(TASK INPUT)

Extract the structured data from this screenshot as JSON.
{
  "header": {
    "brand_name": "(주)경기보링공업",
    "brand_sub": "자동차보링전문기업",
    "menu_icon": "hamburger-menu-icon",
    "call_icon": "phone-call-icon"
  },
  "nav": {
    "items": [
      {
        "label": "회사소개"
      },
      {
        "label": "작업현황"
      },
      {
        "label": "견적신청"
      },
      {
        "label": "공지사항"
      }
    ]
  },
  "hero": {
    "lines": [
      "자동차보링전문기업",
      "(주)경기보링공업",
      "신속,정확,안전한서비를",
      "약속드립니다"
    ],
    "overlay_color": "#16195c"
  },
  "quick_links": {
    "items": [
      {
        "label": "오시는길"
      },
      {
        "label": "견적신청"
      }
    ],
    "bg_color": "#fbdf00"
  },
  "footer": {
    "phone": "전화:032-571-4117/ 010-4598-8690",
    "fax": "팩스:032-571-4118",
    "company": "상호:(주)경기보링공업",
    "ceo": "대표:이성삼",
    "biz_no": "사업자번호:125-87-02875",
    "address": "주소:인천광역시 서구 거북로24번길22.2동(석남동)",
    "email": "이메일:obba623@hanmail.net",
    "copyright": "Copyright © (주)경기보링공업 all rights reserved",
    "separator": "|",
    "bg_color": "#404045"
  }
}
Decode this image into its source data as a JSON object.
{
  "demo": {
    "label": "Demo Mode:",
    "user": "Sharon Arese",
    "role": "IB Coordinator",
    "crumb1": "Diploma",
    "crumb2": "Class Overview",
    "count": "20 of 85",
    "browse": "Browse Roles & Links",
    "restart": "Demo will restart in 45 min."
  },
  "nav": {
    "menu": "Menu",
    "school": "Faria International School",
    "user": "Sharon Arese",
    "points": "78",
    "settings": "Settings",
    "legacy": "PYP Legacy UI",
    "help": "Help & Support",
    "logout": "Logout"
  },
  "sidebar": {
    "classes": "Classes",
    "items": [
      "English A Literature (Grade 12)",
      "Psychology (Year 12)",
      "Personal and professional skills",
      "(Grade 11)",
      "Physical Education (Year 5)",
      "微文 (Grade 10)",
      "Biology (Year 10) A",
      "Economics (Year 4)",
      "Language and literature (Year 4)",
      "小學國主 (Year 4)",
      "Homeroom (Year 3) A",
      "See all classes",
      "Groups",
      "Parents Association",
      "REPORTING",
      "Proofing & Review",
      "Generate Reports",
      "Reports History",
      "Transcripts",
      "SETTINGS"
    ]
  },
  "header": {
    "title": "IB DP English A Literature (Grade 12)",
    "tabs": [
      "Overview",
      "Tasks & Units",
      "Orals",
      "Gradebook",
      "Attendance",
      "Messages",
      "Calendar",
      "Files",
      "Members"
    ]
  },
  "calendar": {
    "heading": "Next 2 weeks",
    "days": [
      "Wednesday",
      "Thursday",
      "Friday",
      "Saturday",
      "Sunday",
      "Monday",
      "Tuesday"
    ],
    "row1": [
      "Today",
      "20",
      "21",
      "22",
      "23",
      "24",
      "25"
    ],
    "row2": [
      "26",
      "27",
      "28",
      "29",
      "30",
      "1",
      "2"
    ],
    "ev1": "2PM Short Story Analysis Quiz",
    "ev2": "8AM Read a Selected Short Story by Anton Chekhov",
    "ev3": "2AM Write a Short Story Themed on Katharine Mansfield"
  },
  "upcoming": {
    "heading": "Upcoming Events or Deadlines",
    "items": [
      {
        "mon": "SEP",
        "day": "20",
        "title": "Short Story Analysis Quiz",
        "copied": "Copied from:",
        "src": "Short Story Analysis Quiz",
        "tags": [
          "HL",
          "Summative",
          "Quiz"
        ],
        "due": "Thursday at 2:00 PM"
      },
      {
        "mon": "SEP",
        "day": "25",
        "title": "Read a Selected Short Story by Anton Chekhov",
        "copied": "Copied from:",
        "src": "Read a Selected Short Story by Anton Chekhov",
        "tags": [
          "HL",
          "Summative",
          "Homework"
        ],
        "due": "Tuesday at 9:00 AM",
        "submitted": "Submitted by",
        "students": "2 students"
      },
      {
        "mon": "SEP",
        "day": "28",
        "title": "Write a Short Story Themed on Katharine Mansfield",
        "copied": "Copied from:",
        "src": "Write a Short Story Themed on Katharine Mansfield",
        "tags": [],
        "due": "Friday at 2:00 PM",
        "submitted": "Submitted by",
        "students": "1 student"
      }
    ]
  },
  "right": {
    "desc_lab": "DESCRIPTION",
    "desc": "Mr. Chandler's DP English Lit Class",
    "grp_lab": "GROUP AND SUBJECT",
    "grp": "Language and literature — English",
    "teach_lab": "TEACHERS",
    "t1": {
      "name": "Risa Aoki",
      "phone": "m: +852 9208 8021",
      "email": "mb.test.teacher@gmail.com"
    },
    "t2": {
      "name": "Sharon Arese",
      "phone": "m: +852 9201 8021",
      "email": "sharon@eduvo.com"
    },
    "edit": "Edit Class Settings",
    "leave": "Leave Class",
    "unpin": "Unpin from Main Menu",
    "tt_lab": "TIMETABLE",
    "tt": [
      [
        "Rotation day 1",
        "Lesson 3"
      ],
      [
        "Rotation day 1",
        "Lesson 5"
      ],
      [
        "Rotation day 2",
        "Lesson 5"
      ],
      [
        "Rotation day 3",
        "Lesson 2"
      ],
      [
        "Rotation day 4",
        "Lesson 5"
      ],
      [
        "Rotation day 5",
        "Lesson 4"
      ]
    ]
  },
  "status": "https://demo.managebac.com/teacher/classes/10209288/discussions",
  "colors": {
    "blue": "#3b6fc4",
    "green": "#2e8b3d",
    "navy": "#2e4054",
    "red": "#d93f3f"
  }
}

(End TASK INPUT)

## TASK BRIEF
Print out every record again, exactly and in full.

## OUTPUT OF THE TASK
Extract the structured data from this screenshot as JSON.
{
  "header": {
    "brand_name": "(주)경기보링공업",
    "brand_sub": "자동차보링전문기업",
    "menu_icon": "hamburger-menu-icon",
    "call_icon": "phone-call-icon"
  },
  "nav": {
    "items": [
      {
        "label": "회사소개"
      },
      {
        "label": "작업현황"
      },
      {
        "label": "견적신청"
      },
      {
        "label": "공지사항"
      }
    ]
  },
  "hero": {
    "lines": [
      "자동차보링전문기업",
      "(주)경기보링공업",
      "신속,정확,안전한서비를",
      "약속드립니다"
    ],
    "overlay_color": "#16195c"
  },
  "quick_links": {
    "items": [
      {
        "label": "오시는길"
      },
      {
        "label": "견적신청"
      }
    ],
    "bg_color": "#fbdf00"
  },
  "footer": {
    "phone": "전화:032-571-4117/ 010-4598-8690",
    "fax": "팩스:032-571-4118",
    "company": "상호:(주)경기보링공업",
    "ceo": "대표:이성삼",
    "biz_no": "사업자번호:125-87-02875",
    "address": "주소:인천광역시 서구 거북로24번길22.2동(석남동)",
    "email": "이메일:obba623@hanmail.net",
    "copyright": "Copyright © (주)경기보링공업 all rights reserved",
    "separator": "|",
    "bg_color": "#404045"
  }
}
Decode this image into its source data as a JSON object.
{
  "demo": {
    "label": "Demo Mode:",
    "user": "Sharon Arese",
    "role": "IB Coordinator",
    "crumb1": "Diploma",
    "crumb2": "Class Overview",
    "count": "20 of 85",
    "browse": "Browse Roles & Links",
    "restart": "Demo will restart in 45 min."
  },
  "nav": {
    "menu": "Menu",
    "school": "Faria International School",
    "user": "Sharon Arese",
    "points": "78",
    "settings": "Settings",
    "legacy": "PYP Legacy UI",
    "help": "Help & Support",
    "logout": "Logout"
  },
  "sidebar": {
    "classes": "Classes",
    "items": [
      "English A Literature (Grade 12)",
      "Psychology (Year 12)",
      "Personal and professional skills",
      "(Grade 11)",
      "Physical Education (Year 5)",
      "微文 (Grade 10)",
      "Biology (Year 10) A",
      "Economics (Year 4)",
      "Language and literature (Year 4)",
      "小學國主 (Year 4)",
      "Homeroom (Year 3) A",
      "See all classes",
      "Groups",
      "Parents Association",
      "REPORTING",
      "Proofing & Review",
      "Generate Reports",
      "Reports History",
      "Transcripts",
      "SETTINGS"
    ]
  },
  "header": {
    "title": "IB DP English A Literature (Grade 12)",
    "tabs": [
      "Overview",
      "Tasks & Units",
      "Orals",
      "Gradebook",
      "Attendance",
      "Messages",
      "Calendar",
      "Files",
      "Members"
    ]
  },
  "calendar": {
    "heading": "Next 2 weeks",
    "days": [
      "Wednesday",
      "Thursday",
      "Friday",
      "Saturday",
      "Sunday",
      "Monday",
      "Tuesday"
    ],
    "row1": [
      "Today",
      "20",
      "21",
      "22",
      "23",
      "24",
      "25"
    ],
    "row2": [
      "26",
      "27",
      "28",
      "29",
      "30",
      "1",
      "2"
    ],
    "ev1": "2PM Short Story Analysis Quiz",
    "ev2": "8AM Read a Selected Short Story by Anton Chekhov",
    "ev3": "2AM Write a Short Story Themed on Katharine Mansfield"
  },
  "upcoming": {
    "heading": "Upcoming Events or Deadlines",
    "items": [
      {
        "mon": "SEP",
        "day": "20",
        "title": "Short Story Analysis Quiz",
        "copied": "Copied from:",
        "src": "Short Story Analysis Quiz",
        "tags": [
          "HL",
          "Summative",
          "Quiz"
        ],
        "due": "Thursday at 2:00 PM"
      },
      {
        "mon": "SEP",
        "day": "25",
        "title": "Read a Selected Short Story by Anton Chekhov",
        "copied": "Copied from:",
        "src": "Read a Selected Short Story by Anton Chekhov",
        "tags": [
          "HL",
          "Summative",
          "Homework"
        ],
        "due": "Tuesday at 9:00 AM",
        "submitted": "Submitted by",
        "students": "2 students"
      },
      {
        "mon": "SEP",
        "day": "28",
        "title": "Write a Short Story Themed on Katharine Mansfield",
        "copied": "Copied from:",
        "src": "Write a Short Story Themed on Katharine Mansfield",
        "tags": [],
        "due": "Friday at 2:00 PM",
        "submitted": "Submitted by",
        "students": "1 student"
      }
    ]
  },
  "right": {
    "desc_lab": "DESCRIPTION",
    "desc": "Mr. Chandler's DP English Lit Class",
    "grp_lab": "GROUP AND SUBJECT",
    "grp": "Language and literature — English",
    "teach_lab": "TEACHERS",
    "t1": {
      "name": "Risa Aoki",
      "phone": "m: +852 9208 8021",
      "email": "mb.test.teacher@gmail.com"
    },
    "t2": {
      "name": "Sharon Arese",
      "phone": "m: +852 9201 8021",
      "email": "sharon@eduvo.com"
    },
    "edit": "Edit Class Settings",
    "leave": "Leave Class",
    "unpin": "Unpin from Main Menu",
    "tt_lab": "TIMETABLE",
    "tt": [
      [
        "Rotation day 1",
        "Lesson 3"
      ],
      [
        "Rotation day 1",
        "Lesson 5"
      ],
      [
        "Rotation day 2",
        "Lesson 5"
      ],
      [
        "Rotation day 3",
        "Lesson 2"
      ],
      [
        "Rotation day 4",
        "Lesson 5"
      ],
      [
        "Rotation day 5",
        "Lesson 4"
      ]
    ]
  },
  "status": "https://demo.managebac.com/teacher/classes/10209288/discussions",
  "colors": {
    "blue": "#3b6fc4",
    "green": "#2e8b3d",
    "navy": "#2e4054",
    "red": "#d93f3f"
  }
}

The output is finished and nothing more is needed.